● REQUIRED ACTION: Could you copy out every line of the data where the word "链接的模板" occurs?

>>>

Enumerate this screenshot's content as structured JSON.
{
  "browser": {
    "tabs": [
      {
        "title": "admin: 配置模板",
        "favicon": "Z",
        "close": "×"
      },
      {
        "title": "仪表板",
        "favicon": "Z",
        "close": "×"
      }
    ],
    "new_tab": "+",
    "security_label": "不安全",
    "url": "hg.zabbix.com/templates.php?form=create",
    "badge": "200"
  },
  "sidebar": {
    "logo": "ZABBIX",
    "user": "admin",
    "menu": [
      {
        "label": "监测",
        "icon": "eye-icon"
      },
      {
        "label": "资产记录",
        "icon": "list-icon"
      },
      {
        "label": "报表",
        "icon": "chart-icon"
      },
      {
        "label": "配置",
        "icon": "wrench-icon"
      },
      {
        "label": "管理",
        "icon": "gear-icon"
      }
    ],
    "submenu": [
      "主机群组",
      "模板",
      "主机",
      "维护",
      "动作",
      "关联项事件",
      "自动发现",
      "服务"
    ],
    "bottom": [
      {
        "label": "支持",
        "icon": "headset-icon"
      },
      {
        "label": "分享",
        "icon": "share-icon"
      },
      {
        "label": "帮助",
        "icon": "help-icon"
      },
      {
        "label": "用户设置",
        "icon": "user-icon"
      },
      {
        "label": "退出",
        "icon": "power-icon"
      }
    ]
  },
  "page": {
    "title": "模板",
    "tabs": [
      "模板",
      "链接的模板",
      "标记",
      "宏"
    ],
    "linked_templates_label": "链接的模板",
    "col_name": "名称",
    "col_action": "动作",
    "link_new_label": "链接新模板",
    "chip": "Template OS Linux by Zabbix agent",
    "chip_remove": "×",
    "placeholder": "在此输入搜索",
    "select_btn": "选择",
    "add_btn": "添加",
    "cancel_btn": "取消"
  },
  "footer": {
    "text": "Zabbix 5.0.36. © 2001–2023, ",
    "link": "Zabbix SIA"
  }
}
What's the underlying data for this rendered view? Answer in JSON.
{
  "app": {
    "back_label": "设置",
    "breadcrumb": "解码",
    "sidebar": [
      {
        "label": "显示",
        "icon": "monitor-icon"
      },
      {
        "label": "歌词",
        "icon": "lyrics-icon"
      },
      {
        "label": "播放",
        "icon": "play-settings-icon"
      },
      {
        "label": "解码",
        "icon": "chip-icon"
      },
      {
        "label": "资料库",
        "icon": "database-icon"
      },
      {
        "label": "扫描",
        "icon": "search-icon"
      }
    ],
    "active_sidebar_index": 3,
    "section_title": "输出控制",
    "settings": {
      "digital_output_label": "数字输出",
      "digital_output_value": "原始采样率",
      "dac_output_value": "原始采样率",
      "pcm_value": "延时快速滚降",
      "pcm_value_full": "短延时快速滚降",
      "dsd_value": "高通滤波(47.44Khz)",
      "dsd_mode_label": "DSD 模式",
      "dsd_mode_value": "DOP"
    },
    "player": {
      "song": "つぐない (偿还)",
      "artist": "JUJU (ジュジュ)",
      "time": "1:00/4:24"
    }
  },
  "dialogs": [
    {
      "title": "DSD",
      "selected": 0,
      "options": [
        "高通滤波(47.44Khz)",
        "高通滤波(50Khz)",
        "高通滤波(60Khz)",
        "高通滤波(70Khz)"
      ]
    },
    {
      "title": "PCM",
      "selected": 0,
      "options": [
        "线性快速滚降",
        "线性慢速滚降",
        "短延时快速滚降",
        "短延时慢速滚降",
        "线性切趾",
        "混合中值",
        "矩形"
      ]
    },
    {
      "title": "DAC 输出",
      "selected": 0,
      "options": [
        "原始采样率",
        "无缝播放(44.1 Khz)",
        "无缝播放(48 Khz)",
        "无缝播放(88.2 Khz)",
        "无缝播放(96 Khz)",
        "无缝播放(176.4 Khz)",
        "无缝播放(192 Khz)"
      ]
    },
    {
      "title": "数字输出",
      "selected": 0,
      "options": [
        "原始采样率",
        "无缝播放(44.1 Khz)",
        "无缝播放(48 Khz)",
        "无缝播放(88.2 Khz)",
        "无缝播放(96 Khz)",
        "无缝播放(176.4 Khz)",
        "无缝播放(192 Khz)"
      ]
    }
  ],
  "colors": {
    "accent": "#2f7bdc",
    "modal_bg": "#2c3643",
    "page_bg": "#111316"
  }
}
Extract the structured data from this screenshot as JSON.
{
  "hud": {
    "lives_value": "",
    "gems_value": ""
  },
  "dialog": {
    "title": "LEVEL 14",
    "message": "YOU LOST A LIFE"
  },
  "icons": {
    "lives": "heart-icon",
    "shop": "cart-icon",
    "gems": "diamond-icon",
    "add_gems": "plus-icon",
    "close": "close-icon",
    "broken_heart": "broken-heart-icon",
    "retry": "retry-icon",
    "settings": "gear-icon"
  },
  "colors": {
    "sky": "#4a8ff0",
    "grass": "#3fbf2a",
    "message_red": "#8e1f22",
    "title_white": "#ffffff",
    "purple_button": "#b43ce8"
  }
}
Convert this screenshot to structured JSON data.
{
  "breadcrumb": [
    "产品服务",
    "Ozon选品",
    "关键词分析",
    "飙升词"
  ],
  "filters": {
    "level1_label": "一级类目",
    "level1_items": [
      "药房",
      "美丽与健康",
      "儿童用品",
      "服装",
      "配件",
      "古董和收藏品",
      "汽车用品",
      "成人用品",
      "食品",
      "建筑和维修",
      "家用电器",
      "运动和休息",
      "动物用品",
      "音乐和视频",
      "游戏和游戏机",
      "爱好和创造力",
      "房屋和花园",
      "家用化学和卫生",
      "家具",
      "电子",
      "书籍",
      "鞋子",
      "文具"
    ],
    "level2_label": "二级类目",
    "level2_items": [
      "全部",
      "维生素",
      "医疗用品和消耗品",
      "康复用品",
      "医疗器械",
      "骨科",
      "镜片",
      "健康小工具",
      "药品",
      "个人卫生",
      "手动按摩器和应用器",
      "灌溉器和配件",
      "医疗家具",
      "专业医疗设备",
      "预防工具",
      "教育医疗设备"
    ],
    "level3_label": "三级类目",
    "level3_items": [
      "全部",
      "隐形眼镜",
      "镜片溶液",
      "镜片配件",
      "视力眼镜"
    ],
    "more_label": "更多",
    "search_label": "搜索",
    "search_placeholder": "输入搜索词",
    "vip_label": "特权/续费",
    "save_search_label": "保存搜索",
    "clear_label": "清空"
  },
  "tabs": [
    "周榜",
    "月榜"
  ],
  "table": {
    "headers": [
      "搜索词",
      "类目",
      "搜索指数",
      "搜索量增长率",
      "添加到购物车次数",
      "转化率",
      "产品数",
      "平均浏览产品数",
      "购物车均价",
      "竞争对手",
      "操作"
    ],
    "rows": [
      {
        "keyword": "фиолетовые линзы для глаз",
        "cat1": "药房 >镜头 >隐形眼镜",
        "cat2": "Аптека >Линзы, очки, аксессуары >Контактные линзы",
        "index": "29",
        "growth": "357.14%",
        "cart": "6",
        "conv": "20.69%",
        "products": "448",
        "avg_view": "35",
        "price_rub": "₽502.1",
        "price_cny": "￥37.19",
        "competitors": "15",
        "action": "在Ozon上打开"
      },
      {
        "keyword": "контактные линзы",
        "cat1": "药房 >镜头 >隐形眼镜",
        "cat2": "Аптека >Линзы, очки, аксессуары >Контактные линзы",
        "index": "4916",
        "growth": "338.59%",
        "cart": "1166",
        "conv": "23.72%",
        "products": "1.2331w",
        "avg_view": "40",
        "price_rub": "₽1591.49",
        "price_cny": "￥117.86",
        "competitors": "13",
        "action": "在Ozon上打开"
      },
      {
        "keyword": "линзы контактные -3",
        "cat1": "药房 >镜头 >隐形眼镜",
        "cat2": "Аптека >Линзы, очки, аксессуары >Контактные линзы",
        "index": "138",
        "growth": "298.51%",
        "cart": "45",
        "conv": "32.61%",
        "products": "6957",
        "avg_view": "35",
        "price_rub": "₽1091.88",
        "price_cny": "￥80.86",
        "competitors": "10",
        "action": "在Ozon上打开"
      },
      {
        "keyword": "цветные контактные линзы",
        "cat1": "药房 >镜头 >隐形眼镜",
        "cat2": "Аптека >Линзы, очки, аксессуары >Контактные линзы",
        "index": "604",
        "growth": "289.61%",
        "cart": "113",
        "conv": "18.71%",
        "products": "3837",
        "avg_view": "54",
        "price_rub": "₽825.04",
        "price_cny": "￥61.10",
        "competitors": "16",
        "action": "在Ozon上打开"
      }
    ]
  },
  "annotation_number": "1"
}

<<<

● ANSWER SPACE:
      "链接的模板",
    "linked_templates_label": "链接的模板",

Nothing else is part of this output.